Schofill closed out the match on the par-4 33rd hole with a 6-iron from 165 yards to 8 feet which set up a winning par when Stone lipped out her 5-footer to stay alive.
“It’s definitely a dream come true,” Schofill, who won the U.S. Women’s Amateur in her sixth attempt, told USGA.org. “I’m definitely still in shock. I can’t put it into words the emotions I’m feeling. It’s just such an honor to be able to say I won here this year.”
With the win, Schofill receives:
- A gold medal;
- Custody of the Robert Cox Trophy for one year;
- Exemption into the 79th U.S. Women’s Open Championship at Lancaster (Pa.) Country Club;
- Exemption into the next 10 US Women’s Amateur Championships, if still eligible as an amateur;
- Exemptions into the 2024 Chevron Championship, AIG Women’s British Open, and the Amundi Evian Championship (must be an amateur);
- Invitation to the 2024 Augusta National Women’s Amateur;
Megan Schofill: Her superstitious dad stayed home
Schofill played the equivalent of 5 under par with the usual match-play concessions, making eight birdies, none bigger than the back-to-back pars at the end of the morning 18 that gave her a 3-up lead and swung the match in her favor for good.
Schofill won without her parents in the gallery. They stayed home and watched in Florida.
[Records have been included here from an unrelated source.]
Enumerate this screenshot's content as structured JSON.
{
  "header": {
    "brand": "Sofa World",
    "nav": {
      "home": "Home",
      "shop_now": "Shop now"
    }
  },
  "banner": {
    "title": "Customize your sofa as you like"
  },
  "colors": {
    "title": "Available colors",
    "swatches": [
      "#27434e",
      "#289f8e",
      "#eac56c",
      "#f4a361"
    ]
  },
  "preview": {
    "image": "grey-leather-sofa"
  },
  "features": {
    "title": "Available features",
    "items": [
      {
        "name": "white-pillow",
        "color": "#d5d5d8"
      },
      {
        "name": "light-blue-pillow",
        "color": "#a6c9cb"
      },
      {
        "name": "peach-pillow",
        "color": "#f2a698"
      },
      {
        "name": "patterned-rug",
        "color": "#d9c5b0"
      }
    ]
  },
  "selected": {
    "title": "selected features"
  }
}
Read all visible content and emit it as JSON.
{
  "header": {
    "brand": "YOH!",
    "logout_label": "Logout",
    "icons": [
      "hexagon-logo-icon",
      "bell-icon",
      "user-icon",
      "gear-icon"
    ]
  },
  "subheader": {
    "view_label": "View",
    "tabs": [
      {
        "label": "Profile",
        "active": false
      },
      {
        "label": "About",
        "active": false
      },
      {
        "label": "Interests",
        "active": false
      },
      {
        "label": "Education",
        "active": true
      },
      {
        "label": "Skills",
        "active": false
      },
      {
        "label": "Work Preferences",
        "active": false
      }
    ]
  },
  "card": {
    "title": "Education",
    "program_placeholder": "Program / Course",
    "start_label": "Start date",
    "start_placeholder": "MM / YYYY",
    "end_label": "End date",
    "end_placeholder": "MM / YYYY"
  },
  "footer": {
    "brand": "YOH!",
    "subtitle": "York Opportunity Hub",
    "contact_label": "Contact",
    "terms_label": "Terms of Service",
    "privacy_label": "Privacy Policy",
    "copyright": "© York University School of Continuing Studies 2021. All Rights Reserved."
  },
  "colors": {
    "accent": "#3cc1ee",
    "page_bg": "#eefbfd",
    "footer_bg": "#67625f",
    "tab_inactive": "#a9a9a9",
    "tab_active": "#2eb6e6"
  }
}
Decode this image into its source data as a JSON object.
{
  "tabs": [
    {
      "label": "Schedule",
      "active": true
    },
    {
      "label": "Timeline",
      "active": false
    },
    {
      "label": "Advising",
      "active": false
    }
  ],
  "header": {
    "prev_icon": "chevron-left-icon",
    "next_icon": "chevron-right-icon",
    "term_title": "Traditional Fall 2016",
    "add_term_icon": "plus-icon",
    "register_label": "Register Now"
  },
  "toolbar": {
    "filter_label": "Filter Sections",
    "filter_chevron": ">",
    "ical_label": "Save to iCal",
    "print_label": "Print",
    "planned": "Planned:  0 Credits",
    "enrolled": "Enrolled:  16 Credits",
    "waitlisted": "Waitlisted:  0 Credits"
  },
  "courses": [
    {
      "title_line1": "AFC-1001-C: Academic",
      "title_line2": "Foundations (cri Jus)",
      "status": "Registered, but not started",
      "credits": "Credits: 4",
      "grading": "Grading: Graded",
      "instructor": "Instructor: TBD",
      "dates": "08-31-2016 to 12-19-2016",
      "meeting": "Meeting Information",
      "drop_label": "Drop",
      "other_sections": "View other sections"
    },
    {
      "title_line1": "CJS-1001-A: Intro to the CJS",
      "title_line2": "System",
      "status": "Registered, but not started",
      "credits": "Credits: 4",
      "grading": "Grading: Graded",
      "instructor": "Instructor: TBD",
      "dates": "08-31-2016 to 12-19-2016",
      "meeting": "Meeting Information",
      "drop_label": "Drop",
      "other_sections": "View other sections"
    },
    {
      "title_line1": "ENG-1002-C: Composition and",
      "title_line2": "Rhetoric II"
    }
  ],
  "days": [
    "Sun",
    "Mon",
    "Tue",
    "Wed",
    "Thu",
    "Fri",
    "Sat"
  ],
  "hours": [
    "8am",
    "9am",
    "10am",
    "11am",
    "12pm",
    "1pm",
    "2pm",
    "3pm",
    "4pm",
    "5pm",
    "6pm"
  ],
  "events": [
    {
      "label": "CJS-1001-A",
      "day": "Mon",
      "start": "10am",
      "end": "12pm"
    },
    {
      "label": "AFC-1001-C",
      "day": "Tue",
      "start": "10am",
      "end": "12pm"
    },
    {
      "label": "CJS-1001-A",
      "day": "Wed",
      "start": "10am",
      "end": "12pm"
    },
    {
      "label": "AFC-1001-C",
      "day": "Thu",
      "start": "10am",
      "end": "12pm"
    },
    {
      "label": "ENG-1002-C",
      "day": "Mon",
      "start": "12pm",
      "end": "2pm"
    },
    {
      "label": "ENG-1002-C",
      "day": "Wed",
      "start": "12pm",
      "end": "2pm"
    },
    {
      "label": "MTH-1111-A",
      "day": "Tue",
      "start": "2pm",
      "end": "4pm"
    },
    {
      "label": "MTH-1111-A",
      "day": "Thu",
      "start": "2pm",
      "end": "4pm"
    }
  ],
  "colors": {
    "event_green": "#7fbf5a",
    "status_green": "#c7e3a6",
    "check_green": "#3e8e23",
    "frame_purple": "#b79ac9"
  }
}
“My dad is really superstitious,” Schofill said. “He said, I don’t know if I would be able to get through that. My nerves, I don’t know if I would’ve been able to watch. But I know they’re super proud and I know they wish they could be here. I think they’re happy that I won and didn’t feel like they messed me up.”
She did win with her boyfriend, C.J. Easley, on the bag.
“I felt like C.J. really helped me stay calm,” she said. “He’s like, regardless of the outcome, nothing is going to change. No one will look at you differently. You’re still going to be the same person. Your friends and family still going to love you. I felt like that really helped me. I really don’t think without him any of that would’ve happened this week.”
In the morning round, ater a Stone three-putt on the 15th gave Schofill a 1-up advantage, the 22-year-old from Monticello, Florida., took control in a matter of 15 minutes. First, it was a drained 55-foot birdie putt from the back of the green at the par-3 16th, then a 9-iron approach on the par-4 17th to within a foot for a conceded birdie and a 3-up advantage that she would take into the lunch break.
“I felt like that was huge going into the second 18,” said Schofill, who is currently No. 21 in the World Amateur Golf Ranking. “I felt like the momentum was on my side because I won 15, 16, 17. A lot can happen in 18 holes, so I was able to just keep it together.”
A truly friendly rivalry
Stone, 21, of Riverview, Florida, won the par-5 19th to go to 2 down, but she could not get any closer the rest of the match.
“I feel like we both played really good golf out there,” said Stone, who is entering her fifth year at LSU this fall. “Even though it didn’t turn out the way that I wanted it to, I’m so happy and so grateful to be here, to get this opportunity and this experience.”
Although playing with a nagging calf injury, Stone hung tough and maintained a positive disposition while competing against her fellow Floridian and friend since eighth grade. The two often walked down the fairway together and shared smiles and laughs, enjoying the experience of competing for a national championship.
And, in the end it was the Auburn Tiger who emerged with the win over an LSU Tiger.
Featured image of Megan Schofill courtesy of the USGA